These are people that held steadfast to their traditions. Obeying their ancestors in life and in death, and I mean that quite literally.
A firm belief held by a majority of the Malagasy people is centralised around the power of the dead. Somebody passes away? They aren’t distraught or mournful, but rather rejoice in the occasion.
This is due to the belief that their ancestors turn from soul to spirit, and continue to live on with us in this world. Simply at a higher state of being.
Isn’t that just beautiful?
Though that doesn’t just mean they are to be respected, but also obeyed. The Malagasy follow what are known as the “fady”. These are a different sets of rules put in place by each families’ ancestors. These rules make certain actions forbidden, and govern the lives of these folk.
There is, however, a large percentage of the people dedicated to the Christian faith. French missionaries spread their word since as far back as 1895, when Madagascar was officially under French rule. They soon gathered several believers, who continued to spread what they had learnt. French is also the islands official language, with its second being Malagasy.
The island is the world’s main supplier of vanilla, cloves and ylang-ylang (a tree whose flowers contain essential oils used for aromatherapy and in fragrances). Madagascar also produces coffee, lychees and shrimp. Though despite their variety, the lands aren’t just known for their abundance of food products, but also for supplying half of the worlds sapphires and many other semi-precious stones.

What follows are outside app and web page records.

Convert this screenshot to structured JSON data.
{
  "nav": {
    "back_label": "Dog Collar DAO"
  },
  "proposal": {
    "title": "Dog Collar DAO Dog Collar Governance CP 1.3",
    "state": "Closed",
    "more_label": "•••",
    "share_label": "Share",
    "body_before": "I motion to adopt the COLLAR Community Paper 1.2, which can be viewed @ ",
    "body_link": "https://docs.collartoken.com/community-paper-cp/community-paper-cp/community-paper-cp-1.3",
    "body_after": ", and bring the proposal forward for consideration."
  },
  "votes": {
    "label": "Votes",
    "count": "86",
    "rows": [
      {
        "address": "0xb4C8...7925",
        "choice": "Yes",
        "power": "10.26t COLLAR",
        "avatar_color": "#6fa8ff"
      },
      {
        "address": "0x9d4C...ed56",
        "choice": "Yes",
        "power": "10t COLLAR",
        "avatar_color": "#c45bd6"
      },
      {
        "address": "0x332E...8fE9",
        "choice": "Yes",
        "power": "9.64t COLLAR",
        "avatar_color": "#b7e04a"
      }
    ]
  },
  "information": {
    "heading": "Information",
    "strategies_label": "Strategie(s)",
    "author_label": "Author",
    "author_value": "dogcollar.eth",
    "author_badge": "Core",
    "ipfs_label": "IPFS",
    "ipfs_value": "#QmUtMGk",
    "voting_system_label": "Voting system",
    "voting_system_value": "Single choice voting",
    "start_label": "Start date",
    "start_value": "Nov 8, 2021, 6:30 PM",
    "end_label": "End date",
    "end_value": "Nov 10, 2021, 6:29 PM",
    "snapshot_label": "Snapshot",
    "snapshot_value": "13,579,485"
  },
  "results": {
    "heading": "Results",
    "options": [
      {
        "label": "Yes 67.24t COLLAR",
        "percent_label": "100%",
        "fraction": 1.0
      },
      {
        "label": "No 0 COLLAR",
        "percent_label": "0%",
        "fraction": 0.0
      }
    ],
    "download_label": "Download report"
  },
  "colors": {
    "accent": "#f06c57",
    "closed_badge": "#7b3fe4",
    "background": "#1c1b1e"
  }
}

The street markets blend the new and the old with a hearty helping of tropical paradise. The colours, sights and smells mix to form a vibrant atmosphere totally unique to the island.
Descendants of the Malagasy people are known to have colonised in different areas of France and Europe. Some are even known to live off the northern coast of Peru. These people have moulded their culture with that of the area they now inhabit, and now hold a strong population of over 7000.
The people of Madagascar are rich in culture and heritage, and with a history filled with triumphs and woe, it’s easy to get lost in the many tales they have to tell.